• **WHAT YOU ARE ASKED TO DO**:
Please copy every line below that contains the string "JSON".

Data about app and page elements
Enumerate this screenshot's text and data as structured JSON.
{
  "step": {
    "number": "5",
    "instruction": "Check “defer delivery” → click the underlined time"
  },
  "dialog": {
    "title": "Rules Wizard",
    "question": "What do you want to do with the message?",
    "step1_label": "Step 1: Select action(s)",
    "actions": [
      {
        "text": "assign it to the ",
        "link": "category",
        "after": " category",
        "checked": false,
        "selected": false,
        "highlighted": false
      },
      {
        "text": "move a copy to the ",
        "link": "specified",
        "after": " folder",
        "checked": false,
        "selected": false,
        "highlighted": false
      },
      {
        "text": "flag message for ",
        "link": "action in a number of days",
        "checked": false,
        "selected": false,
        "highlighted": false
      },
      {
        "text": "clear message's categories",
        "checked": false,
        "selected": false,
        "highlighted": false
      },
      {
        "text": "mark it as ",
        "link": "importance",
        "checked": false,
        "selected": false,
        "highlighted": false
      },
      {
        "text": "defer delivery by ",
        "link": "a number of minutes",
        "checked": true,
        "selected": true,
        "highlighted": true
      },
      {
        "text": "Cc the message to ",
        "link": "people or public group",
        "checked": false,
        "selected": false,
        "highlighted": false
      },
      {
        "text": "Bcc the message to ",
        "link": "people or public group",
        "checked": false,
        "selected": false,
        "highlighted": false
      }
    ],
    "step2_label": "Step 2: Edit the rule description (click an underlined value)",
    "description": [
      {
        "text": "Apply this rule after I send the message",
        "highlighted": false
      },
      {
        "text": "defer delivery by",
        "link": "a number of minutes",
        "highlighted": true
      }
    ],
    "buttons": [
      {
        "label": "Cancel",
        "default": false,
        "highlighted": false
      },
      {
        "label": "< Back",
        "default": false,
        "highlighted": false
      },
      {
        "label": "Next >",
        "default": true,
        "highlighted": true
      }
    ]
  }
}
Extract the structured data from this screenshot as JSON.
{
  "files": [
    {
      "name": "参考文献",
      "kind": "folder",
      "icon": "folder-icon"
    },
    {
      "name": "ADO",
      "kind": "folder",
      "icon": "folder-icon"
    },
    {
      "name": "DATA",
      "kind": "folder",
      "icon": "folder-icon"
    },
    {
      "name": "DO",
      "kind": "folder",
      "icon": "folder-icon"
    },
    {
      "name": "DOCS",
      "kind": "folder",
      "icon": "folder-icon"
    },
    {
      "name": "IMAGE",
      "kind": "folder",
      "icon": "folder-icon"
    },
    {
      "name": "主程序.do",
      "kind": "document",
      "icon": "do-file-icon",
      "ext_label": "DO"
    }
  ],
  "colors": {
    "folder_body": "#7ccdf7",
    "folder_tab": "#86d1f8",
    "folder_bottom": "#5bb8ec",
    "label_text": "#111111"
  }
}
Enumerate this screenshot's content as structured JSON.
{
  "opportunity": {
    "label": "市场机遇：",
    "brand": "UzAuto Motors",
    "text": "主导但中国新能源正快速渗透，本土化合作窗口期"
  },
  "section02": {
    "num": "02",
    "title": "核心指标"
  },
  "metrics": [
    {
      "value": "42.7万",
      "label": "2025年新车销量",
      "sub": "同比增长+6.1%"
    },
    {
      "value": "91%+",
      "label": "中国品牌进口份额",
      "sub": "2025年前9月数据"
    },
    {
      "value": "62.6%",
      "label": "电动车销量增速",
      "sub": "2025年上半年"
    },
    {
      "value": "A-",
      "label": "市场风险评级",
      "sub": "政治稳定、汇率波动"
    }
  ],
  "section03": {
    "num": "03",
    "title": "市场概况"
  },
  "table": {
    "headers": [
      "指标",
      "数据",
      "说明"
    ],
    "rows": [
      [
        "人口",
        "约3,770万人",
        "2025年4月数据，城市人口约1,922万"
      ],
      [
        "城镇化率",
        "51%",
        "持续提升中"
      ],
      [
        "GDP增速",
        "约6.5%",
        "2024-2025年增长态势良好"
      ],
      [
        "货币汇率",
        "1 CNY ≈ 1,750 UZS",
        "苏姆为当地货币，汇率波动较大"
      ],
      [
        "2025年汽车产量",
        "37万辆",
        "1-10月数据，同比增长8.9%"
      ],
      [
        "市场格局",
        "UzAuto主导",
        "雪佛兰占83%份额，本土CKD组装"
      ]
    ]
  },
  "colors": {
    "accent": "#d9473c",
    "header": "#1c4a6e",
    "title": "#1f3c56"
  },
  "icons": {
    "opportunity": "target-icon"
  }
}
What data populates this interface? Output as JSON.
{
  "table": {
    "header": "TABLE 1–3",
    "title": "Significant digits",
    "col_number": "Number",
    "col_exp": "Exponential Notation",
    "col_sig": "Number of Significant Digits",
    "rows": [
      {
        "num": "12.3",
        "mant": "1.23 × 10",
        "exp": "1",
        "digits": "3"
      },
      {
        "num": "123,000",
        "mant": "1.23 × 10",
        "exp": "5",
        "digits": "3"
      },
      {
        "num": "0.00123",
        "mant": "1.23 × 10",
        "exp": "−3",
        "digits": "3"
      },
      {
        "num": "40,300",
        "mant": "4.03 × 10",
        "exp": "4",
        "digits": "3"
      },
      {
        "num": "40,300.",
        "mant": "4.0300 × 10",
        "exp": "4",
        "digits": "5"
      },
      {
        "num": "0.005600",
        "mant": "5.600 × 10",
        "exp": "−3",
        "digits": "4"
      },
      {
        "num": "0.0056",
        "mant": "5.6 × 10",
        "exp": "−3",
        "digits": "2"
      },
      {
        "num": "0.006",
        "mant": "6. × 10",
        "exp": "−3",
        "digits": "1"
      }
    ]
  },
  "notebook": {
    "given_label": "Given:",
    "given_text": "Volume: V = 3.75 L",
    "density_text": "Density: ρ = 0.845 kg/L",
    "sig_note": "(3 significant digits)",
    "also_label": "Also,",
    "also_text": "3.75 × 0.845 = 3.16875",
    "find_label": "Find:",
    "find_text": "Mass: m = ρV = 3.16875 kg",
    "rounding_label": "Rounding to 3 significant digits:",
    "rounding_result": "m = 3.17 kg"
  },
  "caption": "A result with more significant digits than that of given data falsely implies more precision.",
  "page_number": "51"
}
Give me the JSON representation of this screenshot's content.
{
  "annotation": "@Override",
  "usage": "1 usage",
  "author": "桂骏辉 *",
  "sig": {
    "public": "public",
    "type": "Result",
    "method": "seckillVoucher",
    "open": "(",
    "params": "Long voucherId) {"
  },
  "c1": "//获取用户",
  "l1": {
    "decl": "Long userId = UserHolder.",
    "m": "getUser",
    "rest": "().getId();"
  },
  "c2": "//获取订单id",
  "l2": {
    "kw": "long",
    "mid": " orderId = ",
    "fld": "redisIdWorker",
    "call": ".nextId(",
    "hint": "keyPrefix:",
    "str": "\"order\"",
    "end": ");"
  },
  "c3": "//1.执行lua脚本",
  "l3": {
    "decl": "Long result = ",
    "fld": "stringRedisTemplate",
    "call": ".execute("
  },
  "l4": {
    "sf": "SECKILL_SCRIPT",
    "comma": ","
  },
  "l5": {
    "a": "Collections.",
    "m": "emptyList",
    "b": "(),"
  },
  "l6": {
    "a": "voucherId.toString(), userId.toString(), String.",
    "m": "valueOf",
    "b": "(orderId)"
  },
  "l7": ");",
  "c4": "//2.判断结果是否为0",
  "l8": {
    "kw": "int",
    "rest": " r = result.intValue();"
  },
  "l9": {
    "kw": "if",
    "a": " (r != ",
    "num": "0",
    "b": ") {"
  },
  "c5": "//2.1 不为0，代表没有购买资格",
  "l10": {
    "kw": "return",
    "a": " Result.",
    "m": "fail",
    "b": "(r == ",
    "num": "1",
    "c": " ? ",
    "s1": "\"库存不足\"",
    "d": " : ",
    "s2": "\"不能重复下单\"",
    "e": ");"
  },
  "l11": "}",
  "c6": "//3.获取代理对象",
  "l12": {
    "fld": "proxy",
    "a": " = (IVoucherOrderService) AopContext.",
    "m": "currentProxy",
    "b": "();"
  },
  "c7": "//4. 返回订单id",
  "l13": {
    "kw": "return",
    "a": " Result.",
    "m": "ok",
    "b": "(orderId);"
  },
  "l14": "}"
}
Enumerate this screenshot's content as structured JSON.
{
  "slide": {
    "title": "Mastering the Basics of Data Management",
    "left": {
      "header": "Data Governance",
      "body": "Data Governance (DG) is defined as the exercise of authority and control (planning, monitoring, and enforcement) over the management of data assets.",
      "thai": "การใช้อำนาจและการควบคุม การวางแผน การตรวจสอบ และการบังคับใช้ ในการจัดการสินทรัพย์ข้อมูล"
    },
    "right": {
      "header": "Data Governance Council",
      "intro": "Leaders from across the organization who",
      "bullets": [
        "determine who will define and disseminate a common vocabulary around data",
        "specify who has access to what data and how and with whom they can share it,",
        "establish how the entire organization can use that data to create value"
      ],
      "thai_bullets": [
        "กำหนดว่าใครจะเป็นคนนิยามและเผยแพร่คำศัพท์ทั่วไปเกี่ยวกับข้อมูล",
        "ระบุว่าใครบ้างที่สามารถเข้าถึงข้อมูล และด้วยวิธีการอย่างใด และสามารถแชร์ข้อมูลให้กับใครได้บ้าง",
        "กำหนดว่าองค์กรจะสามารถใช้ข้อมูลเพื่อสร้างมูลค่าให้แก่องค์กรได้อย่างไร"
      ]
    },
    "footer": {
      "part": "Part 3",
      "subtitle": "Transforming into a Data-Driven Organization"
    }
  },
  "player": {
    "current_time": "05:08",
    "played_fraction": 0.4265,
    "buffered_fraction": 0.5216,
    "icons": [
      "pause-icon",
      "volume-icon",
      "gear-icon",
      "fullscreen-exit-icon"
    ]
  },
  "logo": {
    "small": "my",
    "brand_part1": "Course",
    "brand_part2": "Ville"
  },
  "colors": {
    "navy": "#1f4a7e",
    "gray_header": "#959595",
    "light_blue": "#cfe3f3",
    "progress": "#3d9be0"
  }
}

• **SOLUTION FOR THIS EXERCISE**:
Enumerate this screenshot's text and data as structured JSON.
Extract the structured data from this screenshot as JSON.
Enumerate this screenshot's content as structured JSON.
What data populates this interface? Output as JSON.
Give me the JSON representation of this screenshot's content.
Enumerate this screenshot's content as structured JSON.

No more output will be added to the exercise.